>>>

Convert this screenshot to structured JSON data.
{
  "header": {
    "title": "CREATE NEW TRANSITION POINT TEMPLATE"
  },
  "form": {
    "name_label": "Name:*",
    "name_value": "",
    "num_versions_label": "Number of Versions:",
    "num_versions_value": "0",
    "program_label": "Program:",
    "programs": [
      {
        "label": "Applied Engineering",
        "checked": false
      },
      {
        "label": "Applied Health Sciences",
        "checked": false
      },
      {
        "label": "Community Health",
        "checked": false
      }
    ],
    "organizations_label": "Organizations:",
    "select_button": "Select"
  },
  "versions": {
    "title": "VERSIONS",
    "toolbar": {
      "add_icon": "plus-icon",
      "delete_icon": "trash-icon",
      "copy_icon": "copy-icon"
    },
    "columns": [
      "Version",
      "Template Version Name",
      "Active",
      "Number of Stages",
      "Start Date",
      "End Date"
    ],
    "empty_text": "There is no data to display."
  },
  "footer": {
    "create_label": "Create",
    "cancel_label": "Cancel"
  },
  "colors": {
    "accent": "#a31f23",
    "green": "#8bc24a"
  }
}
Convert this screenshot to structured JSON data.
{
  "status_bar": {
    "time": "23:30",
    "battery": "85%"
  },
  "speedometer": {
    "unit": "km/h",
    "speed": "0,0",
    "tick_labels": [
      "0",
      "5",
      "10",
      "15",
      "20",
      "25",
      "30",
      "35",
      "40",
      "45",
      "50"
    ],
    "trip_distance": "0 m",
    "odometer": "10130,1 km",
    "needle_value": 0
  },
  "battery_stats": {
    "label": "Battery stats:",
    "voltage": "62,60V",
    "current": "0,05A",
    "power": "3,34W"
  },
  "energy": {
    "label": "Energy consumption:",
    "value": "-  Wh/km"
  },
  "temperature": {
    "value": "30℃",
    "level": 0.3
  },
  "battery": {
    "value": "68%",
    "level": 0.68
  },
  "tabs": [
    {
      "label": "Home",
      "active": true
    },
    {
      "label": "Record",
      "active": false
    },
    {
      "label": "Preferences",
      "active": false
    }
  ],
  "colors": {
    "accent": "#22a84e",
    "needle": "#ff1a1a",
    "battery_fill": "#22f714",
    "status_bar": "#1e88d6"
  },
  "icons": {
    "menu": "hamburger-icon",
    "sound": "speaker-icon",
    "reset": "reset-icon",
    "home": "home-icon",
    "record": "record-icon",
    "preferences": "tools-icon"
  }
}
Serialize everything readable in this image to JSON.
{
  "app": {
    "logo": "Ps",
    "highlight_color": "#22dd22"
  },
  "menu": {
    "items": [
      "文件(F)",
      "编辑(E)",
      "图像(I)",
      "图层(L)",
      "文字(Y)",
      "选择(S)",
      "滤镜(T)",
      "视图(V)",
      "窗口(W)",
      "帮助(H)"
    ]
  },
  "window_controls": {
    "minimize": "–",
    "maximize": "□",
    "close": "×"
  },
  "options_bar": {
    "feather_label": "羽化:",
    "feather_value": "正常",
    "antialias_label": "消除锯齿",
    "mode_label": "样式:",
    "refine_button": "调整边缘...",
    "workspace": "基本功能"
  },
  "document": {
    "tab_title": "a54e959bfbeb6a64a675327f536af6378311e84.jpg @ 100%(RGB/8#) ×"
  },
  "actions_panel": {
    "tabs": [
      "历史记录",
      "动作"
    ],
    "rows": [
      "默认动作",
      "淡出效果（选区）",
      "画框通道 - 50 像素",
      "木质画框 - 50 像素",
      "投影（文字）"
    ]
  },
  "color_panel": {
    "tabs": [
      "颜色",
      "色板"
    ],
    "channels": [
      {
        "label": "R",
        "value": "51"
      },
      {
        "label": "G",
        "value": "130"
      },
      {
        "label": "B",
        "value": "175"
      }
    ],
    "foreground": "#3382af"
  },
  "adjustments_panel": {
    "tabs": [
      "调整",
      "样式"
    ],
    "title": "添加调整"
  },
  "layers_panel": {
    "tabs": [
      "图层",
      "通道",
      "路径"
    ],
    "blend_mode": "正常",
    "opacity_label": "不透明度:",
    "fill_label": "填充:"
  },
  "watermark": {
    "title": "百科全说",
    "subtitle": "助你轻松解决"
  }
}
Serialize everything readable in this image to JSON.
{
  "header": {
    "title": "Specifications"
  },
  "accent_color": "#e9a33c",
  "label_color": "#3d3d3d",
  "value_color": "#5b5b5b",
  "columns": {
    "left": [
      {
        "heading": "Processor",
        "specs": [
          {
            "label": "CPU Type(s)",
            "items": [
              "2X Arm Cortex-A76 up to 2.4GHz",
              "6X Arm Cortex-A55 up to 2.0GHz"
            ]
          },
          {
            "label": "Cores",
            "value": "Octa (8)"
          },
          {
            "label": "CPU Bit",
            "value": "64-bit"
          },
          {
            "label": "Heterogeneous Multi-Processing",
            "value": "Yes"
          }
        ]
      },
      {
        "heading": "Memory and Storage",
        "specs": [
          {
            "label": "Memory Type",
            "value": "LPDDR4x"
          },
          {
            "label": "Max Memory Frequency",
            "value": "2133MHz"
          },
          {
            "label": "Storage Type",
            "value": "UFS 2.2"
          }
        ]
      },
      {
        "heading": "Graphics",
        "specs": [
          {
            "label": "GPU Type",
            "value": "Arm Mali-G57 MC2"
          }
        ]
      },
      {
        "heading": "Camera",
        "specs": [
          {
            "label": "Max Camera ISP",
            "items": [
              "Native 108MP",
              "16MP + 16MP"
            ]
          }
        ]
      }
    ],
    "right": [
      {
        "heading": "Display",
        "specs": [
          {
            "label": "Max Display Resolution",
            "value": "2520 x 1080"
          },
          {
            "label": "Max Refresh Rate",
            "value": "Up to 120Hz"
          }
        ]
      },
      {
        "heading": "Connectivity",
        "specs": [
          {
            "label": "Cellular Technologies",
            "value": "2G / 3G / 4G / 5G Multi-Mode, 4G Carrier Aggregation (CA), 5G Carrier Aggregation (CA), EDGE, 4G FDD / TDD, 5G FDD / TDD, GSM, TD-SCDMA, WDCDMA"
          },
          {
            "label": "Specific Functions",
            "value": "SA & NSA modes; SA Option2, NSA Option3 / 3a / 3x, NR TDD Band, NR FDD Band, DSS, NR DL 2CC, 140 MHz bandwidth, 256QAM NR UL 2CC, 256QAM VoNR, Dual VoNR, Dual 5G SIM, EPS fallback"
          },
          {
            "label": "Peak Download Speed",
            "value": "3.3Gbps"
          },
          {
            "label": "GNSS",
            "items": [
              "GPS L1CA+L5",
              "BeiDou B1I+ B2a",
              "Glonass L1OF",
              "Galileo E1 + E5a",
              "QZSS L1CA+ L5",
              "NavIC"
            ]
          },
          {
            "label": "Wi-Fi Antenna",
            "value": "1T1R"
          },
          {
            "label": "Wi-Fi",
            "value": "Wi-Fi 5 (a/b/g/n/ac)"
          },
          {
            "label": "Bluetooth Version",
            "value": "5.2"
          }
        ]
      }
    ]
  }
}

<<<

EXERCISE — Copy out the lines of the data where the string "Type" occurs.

WRITTEN ANSWER —
            "label": "CPU Type(s)",
            "label": "Memory Type",
            "label": "Storage Type",
            "label": "GPU Type",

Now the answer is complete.